What you are asked to do
Leaving the pictures aside, reproduce the data in full and word for word.

--------

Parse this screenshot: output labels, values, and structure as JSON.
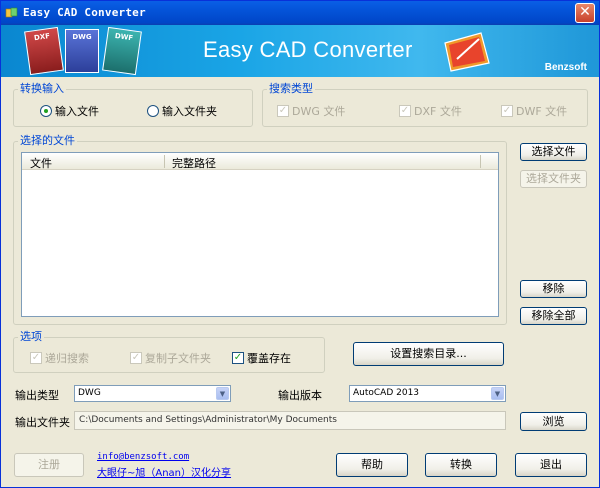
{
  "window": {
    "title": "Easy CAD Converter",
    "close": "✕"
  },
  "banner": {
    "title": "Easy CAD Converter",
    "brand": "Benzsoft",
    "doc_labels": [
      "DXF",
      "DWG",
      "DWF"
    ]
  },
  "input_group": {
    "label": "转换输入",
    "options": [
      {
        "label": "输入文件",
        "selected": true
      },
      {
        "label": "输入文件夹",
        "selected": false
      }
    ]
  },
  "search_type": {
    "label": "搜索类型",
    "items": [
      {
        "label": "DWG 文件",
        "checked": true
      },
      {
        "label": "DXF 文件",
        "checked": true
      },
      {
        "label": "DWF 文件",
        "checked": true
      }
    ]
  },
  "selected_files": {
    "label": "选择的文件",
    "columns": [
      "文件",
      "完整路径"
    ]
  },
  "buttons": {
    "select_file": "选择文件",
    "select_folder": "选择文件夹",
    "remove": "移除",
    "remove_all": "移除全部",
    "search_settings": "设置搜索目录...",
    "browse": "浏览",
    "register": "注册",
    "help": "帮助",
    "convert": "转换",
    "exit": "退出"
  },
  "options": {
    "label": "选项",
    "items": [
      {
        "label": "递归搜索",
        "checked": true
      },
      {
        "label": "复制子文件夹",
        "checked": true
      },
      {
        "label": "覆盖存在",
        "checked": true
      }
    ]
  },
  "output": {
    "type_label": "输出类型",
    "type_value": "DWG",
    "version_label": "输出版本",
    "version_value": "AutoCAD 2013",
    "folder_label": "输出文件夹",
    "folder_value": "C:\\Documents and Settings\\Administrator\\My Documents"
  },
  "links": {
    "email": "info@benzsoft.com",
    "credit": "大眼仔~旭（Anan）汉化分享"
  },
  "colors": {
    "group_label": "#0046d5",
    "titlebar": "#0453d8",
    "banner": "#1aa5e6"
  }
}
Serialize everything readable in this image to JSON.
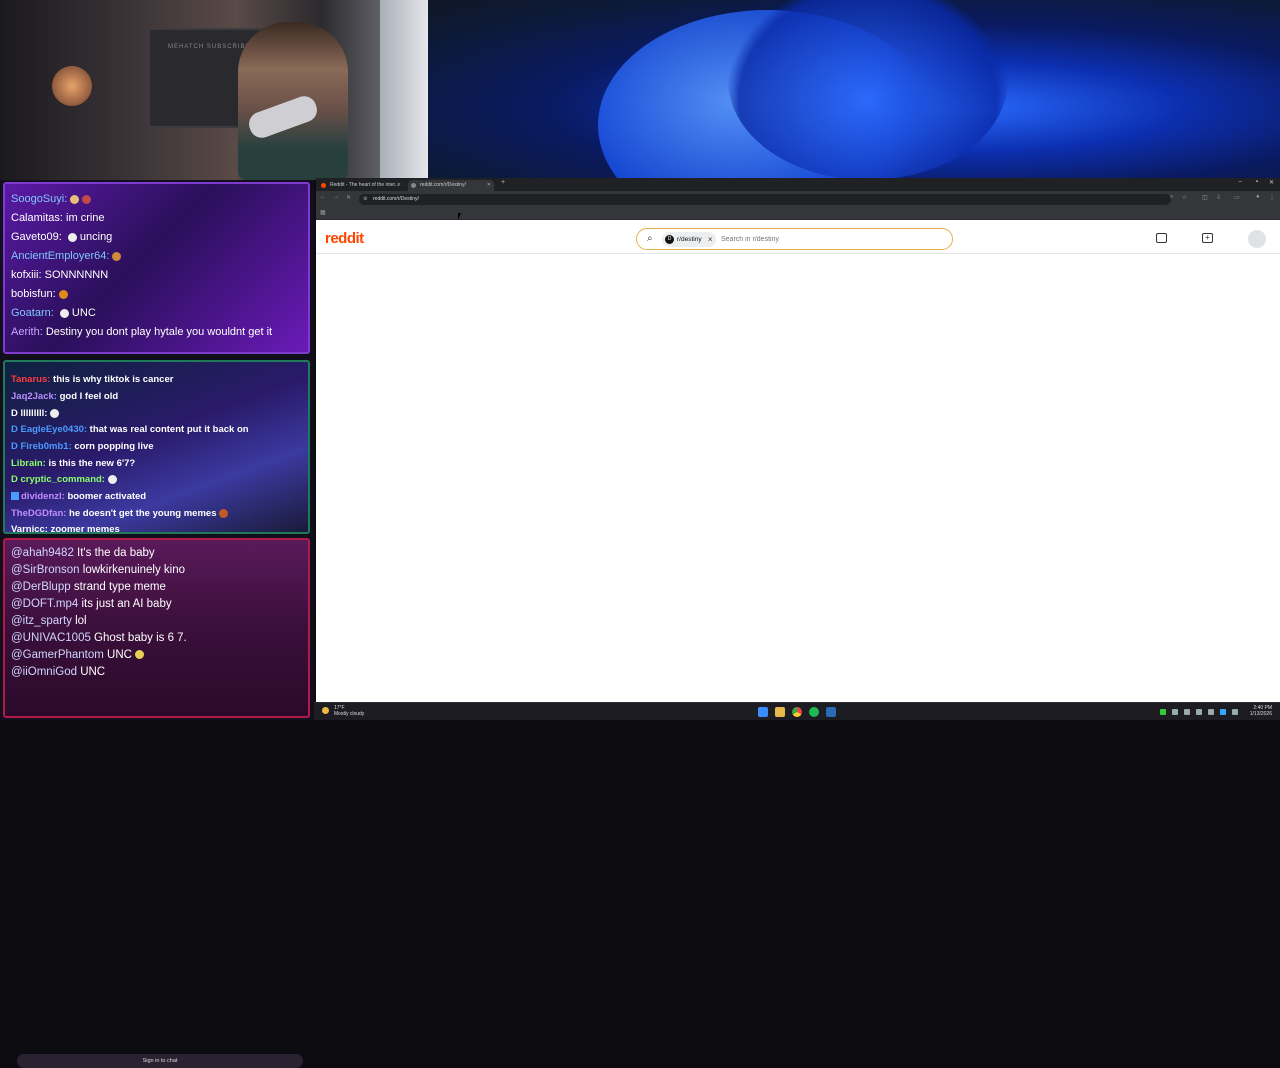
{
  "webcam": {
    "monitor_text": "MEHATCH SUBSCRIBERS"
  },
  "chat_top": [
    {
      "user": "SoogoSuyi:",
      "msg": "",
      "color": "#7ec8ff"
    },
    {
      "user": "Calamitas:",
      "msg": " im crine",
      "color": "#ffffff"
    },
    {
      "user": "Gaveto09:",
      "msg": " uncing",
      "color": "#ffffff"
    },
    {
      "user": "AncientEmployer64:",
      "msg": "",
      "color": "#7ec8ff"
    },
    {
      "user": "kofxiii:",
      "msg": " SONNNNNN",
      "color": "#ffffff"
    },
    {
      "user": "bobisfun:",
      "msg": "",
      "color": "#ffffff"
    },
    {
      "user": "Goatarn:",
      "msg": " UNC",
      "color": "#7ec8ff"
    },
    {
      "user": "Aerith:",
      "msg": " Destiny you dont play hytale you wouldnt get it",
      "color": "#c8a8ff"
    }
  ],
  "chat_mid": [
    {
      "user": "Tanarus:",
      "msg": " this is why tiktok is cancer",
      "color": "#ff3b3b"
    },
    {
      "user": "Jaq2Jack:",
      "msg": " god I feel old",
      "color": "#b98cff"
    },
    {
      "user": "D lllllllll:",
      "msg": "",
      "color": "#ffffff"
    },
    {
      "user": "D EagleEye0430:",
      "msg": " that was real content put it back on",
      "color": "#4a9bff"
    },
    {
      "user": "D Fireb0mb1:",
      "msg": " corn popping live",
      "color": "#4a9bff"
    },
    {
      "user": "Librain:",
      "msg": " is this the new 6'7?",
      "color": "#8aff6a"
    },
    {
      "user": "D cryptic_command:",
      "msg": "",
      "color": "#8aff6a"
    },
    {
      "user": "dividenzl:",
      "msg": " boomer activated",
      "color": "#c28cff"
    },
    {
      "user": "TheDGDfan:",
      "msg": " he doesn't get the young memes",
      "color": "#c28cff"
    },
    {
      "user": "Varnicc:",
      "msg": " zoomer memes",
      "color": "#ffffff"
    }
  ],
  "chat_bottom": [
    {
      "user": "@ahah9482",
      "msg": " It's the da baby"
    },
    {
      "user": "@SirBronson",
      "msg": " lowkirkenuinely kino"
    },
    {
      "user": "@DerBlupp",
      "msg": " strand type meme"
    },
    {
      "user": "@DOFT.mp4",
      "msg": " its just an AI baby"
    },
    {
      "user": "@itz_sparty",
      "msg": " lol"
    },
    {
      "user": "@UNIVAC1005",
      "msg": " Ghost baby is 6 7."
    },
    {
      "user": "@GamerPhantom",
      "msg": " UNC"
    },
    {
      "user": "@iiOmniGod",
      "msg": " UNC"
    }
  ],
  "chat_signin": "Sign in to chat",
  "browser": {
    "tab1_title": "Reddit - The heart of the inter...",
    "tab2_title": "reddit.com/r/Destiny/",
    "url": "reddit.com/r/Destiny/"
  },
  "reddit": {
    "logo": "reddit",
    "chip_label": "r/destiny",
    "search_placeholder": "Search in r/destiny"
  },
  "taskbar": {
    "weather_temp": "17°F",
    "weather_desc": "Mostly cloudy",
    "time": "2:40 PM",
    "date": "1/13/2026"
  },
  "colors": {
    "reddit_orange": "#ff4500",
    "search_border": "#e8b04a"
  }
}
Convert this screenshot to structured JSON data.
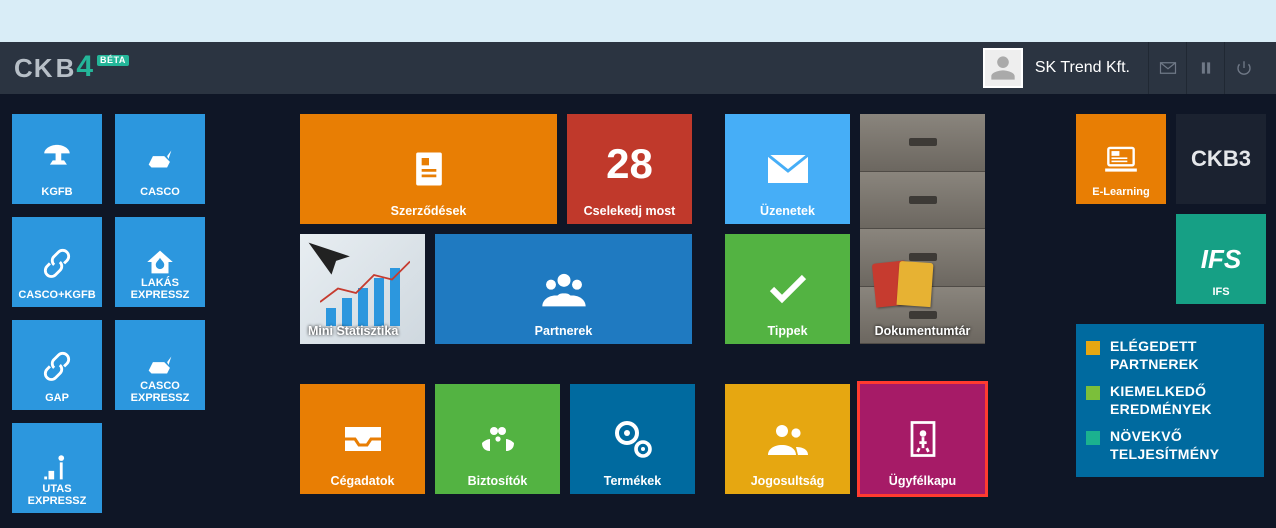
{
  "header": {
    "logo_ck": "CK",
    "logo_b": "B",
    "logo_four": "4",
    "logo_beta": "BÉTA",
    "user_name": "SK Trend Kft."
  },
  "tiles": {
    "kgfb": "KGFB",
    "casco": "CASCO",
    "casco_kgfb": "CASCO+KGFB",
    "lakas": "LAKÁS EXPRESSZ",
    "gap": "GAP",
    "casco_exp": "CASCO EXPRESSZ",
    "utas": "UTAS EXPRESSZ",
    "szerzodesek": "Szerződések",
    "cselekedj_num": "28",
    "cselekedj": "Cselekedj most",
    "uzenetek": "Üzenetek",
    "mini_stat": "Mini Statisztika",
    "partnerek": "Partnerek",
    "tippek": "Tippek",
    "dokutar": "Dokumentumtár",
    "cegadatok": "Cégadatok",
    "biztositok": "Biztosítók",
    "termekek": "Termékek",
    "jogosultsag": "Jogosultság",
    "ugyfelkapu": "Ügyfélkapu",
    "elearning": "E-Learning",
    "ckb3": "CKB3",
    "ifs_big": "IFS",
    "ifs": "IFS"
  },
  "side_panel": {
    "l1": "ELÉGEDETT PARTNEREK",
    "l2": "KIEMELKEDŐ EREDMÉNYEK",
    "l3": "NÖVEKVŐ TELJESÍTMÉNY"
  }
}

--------

Completed exercise
Parse this screenshot: output labels, values, and structure as JSON.
{
  "window": {
    "title": "Easy CAD Converter",
    "close": "✕"
  },
  "banner": {
    "title": "Easy CAD Converter",
    "brand": "Benzsoft",
    "doc_labels": [
      "DXF",
      "DWG",
      "DWF"
    ]
  },
  "input_group": {
    "label": "转换输入",
    "options": [
      {
        "label": "输入文件",
        "selected": true
      },
      {
        "label": "输入文件夹",
        "selected": false
      }
    ]
  },
  "search_type": {
    "label": "搜索类型",
    "items": [
      {
        "label": "DWG 文件",
        "checked": true
      },
      {
        "label": "DXF 文件",
        "checked": true
      },
      {
        "label": "DWF 文件",
        "checked": true
      }
    ]
  },
  "selected_files": {
    "label": "选择的文件",
    "columns": [
      "文件",
      "完整路径"
    ]
  },
  "buttons": {
    "select_file": "选择文件",
    "select_folder": "选择文件夹",
    "remove": "移除",
    "remove_all": "移除全部",
    "search_settings": "设置搜索目录...",
    "browse": "浏览",
    "register": "注册",
    "help": "帮助",
    "convert": "转换",
    "exit": "退出"
  },
  "options": {
    "label": "选项",
    "items": [
      {
        "label": "递归搜索",
        "checked": true
      },
      {
        "label": "复制子文件夹",
        "checked": true
      },
      {
        "label": "覆盖存在",
        "checked": true
      }
    ]
  },
  "output": {
    "type_label": "输出类型",
    "type_value": "DWG",
    "version_label": "输出版本",
    "version_value": "AutoCAD 2013",
    "folder_label": "输出文件夹",
    "folder_value": "C:\\Documents and Settings\\Administrator\\My Documents"
  },
  "links": {
    "email": "info@benzsoft.com",
    "credit": "大眼仔~旭（Anan）汉化分享"
  },
  "colors": {
    "group_label": "#0046d5",
    "titlebar": "#0453d8",
    "banner": "#1aa5e6"
  }
}
Serialize everything readable in this image to JSON.
{
  "webcam": {
    "monitor_text": "MEHATCH SUBSCRIBERS"
  },
  "chat_top": [
    {
      "user": "SoogoSuyi:",
      "msg": "",
      "color": "#7ec8ff"
    },
    {
      "user": "Calamitas:",
      "msg": " im crine",
      "color": "#ffffff"
    },
    {
      "user": "Gaveto09:",
      "msg": " uncing",
      "color": "#ffffff"
    },
    {
      "user": "AncientEmployer64:",
      "msg": "",
      "color": "#7ec8ff"
    },
    {
      "user": "kofxiii:",
      "msg": " SONNNNNN",
      "color": "#ffffff"
    },
    {
      "user": "bobisfun:",
      "msg": "",
      "color": "#ffffff"
    },
    {
      "user": "Goatarn:",
      "msg": " UNC",
      "color": "#7ec8ff"
    },
    {
      "user": "Aerith:",
      "msg": " Destiny you dont play hytale you wouldnt get it",
      "color": "#c8a8ff"
    }
  ],
  "chat_mid": [
    {
      "user": "Tanarus:",
      "msg": " this is why tiktok is cancer",
      "color": "#ff3b3b"
    },
    {
      "user": "Jaq2Jack:",
      "msg": " god I feel old",
      "color": "#b98cff"
    },
    {
      "user": "D lllllllll:",
      "msg": "",
      "color": "#ffffff"
    },
    {
      "user": "D EagleEye0430:",
      "msg": " that was real content put it back on",
      "color": "#4a9bff"
    },
    {
      "user": "D Fireb0mb1:",
      "msg": " corn popping live",
      "color": "#4a9bff"
    },
    {
      "user": "Librain:",
      "msg": " is this the new 6'7?",
      "color": "#8aff6a"
    },
    {
      "user": "D cryptic_command:",
      "msg": "",
      "color": "#8aff6a"
    },
    {
      "user": "dividenzl:",
      "msg": " boomer activated",
      "color": "#c28cff"
    },
    {
      "user": "TheDGDfan:",
      "msg": " he doesn't get the young memes",
      "color": "#c28cff"
    },
    {
      "user": "Varnicc:",
      "msg": " zoomer memes",
      "color": "#ffffff"
    }
  ],
  "chat_bottom": [
    {
      "user": "@ahah9482",
      "msg": " It's the da baby"
    },
    {
      "user": "@SirBronson",
      "msg": " lowkirkenuinely kino"
    },
    {
      "user": "@DerBlupp",
      "msg": " strand type meme"
    },
    {
      "user": "@DOFT.mp4",
      "msg": " its just an AI baby"
    },
    {
      "user": "@itz_sparty",
      "msg": " lol"
    },
    {
      "user": "@UNIVAC1005",
      "msg": " Ghost baby is 6 7."
    },
    {
      "user": "@GamerPhantom",
      "msg": " UNC"
    },
    {
      "user": "@iiOmniGod",
      "msg": " UNC"
    }
  ],
  "chat_signin": "Sign in to chat",
  "browser": {
    "tab1_title": "Reddit - The heart of the inter...",
    "tab2_title": "reddit.com/r/Destiny/",
    "url": "reddit.com/r/Destiny/"
  },
  "reddit": {
    "logo": "reddit",
    "chip_label": "r/destiny",
    "search_placeholder": "Search in r/destiny"
  },
  "taskbar": {
    "weather_temp": "17°F",
    "weather_desc": "Mostly cloudy",
    "time": "2:40 PM",
    "date": "1/13/2026"
  },
  "colors": {
    "reddit_orange": "#ff4500",
    "search_border": "#e8b04a"
  }
}
Convert this screenshot to structured JSON data.
{
  "header": {
    "logo_ck": "CK",
    "logo_b": "B",
    "logo_four": "4",
    "logo_beta": "BÉTA",
    "user_name": "SK Trend Kft."
  },
  "tiles": {
    "kgfb": "KGFB",
    "casco": "CASCO",
    "casco_kgfb": "CASCO+KGFB",
    "lakas": "LAKÁS EXPRESSZ",
    "gap": "GAP",
    "casco_exp": "CASCO EXPRESSZ",
    "utas": "UTAS EXPRESSZ",
    "szerzodesek": "Szerződések",
    "cselekedj_num": "28",
    "cselekedj": "Cselekedj most",
    "uzenetek": "Üzenetek",
    "mini_stat": "Mini Statisztika",
    "partnerek": "Partnerek",
    "tippek": "Tippek",
    "dokutar": "Dokumentumtár",
    "cegadatok": "Cégadatok",
    "biztositok": "Biztosítók",
    "termekek": "Termékek",
    "jogosultsag": "Jogosultság",
    "ugyfelkapu": "Ügyfélkapu",
    "elearning": "E-Learning",
    "ckb3": "CKB3",
    "ifs_big": "IFS",
    "ifs": "IFS"
  },
  "side_panel": {
    "l1": "ELÉGEDETT PARTNEREK",
    "l2": "KIEMELKEDŐ EREDMÉNYEK",
    "l3": "NÖVEKVŐ TELJESÍTMÉNY"
  }
}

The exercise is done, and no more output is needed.